Aim of the exercise »
Return the records exactly, keeping every line as it is.

___ Data to use ___

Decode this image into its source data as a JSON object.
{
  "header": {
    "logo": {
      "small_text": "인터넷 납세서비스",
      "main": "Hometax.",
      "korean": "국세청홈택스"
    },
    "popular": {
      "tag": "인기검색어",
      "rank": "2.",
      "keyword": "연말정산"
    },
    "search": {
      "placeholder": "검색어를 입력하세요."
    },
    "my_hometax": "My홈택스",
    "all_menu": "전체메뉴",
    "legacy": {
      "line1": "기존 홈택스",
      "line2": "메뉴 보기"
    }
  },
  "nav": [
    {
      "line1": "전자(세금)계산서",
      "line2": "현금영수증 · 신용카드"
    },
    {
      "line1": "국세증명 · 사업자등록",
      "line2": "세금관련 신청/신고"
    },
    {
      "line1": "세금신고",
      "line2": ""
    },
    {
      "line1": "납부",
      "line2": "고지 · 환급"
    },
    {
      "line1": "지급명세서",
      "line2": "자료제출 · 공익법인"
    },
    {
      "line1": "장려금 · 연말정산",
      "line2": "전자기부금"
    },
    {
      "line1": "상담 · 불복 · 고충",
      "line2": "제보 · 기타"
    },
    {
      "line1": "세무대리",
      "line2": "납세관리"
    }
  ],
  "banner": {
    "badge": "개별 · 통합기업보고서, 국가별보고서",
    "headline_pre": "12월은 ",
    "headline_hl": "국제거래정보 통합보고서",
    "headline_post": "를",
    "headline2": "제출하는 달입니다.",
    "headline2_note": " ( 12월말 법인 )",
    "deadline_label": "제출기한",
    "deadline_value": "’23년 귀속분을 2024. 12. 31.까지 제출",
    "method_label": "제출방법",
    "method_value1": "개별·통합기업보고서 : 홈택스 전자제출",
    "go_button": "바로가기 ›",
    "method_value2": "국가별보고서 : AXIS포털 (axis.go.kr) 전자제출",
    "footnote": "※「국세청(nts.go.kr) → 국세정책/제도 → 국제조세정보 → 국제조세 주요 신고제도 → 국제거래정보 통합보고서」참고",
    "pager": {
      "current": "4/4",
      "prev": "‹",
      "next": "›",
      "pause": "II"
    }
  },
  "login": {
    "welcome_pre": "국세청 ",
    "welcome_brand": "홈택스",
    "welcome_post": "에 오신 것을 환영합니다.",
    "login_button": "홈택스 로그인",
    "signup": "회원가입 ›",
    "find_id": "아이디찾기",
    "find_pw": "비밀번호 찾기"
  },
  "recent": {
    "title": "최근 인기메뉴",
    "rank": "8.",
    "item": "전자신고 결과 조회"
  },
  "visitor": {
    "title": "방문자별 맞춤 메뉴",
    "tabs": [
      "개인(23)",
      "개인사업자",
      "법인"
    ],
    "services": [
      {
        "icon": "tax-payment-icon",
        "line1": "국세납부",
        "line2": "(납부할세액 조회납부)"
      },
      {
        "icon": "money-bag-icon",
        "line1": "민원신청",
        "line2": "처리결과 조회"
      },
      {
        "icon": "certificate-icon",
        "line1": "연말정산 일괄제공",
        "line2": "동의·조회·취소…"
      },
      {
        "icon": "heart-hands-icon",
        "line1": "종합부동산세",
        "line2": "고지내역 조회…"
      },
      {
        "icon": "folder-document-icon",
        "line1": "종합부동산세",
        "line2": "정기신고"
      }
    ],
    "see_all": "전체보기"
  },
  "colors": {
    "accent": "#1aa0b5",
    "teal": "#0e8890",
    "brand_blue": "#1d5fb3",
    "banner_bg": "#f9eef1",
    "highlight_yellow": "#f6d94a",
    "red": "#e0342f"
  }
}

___

Written reply »
Decode this image into its source data as a JSON object.
{
  "header": {
    "logo": {
      "small_text": "인터넷 납세서비스",
      "main": "Hometax.",
      "korean": "국세청홈택스"
    },
    "popular": {
      "tag": "인기검색어",
      "rank": "2.",
      "keyword": "연말정산"
    },
    "search": {
      "placeholder": "검색어를 입력하세요."
    },
    "my_hometax": "My홈택스",
    "all_menu": "전체메뉴",
    "legacy": {
      "line1": "기존 홈택스",
      "line2": "메뉴 보기"
    }
  },
  "nav": [
    {
      "line1": "전자(세금)계산서",
      "line2": "현금영수증 · 신용카드"
    },
    {
      "line1": "국세증명 · 사업자등록",
      "line2": "세금관련 신청/신고"
    },
    {
      "line1": "세금신고",
      "line2": ""
    },
    {
      "line1": "납부",
      "line2": "고지 · 환급"
    },
    {
      "line1": "지급명세서",
      "line2": "자료제출 · 공익법인"
    },
    {
      "line1": "장려금 · 연말정산",
      "line2": "전자기부금"
    },
    {
      "line1": "상담 · 불복 · 고충",
      "line2": "제보 · 기타"
    },
    {
      "line1": "세무대리",
      "line2": "납세관리"
    }
  ],
  "banner": {
    "badge": "개별 · 통합기업보고서, 국가별보고서",
    "headline_pre": "12월은 ",
    "headline_hl": "국제거래정보 통합보고서",
    "headline_post": "를",
    "headline2": "제출하는 달입니다.",
    "headline2_note": " ( 12월말 법인 )",
    "deadline_label": "제출기한",
    "deadline_value": "’23년 귀속분을 2024. 12. 31.까지 제출",
    "method_label": "제출방법",
    "method_value1": "개별·통합기업보고서 : 홈택스 전자제출",
    "go_button": "바로가기 ›",
    "method_value2": "국가별보고서 : AXIS포털 (axis.go.kr) 전자제출",
    "footnote": "※「국세청(nts.go.kr) → 국세정책/제도 → 국제조세정보 → 국제조세 주요 신고제도 → 국제거래정보 통합보고서」참고",
    "pager": {
      "current": "4/4",
      "prev": "‹",
      "next": "›",
      "pause": "II"
    }
  },
  "login": {
    "welcome_pre": "국세청 ",
    "welcome_brand": "홈택스",
    "welcome_post": "에 오신 것을 환영합니다.",
    "login_button": "홈택스 로그인",
    "signup": "회원가입 ›",
    "find_id": "아이디찾기",
    "find_pw": "비밀번호 찾기"
  },
  "recent": {
    "title": "최근 인기메뉴",
    "rank": "8.",
    "item": "전자신고 결과 조회"
  },
  "visitor": {
    "title": "방문자별 맞춤 메뉴",
    "tabs": [
      "개인(23)",
      "개인사업자",
      "법인"
    ],
    "services": [
      {
        "icon": "tax-payment-icon",
        "line1": "국세납부",
        "line2": "(납부할세액 조회납부)"
      },
      {
        "icon": "money-bag-icon",
        "line1": "민원신청",
        "line2": "처리결과 조회"
      },
      {
        "icon": "certificate-icon",
        "line1": "연말정산 일괄제공",
        "line2": "동의·조회·취소…"
      },
      {
        "icon": "heart-hands-icon",
        "line1": "종합부동산세",
        "line2": "고지내역 조회…"
      },
      {
        "icon": "folder-document-icon",
        "line1": "종합부동산세",
        "line2": "정기신고"
      }
    ],
    "see_all": "전체보기"
  },
  "colors": {
    "accent": "#1aa0b5",
    "teal": "#0e8890",
    "brand_blue": "#1d5fb3",
    "banner_bg": "#f9eef1",
    "highlight_yellow": "#f6d94a",
    "red": "#e0342f"
  }
}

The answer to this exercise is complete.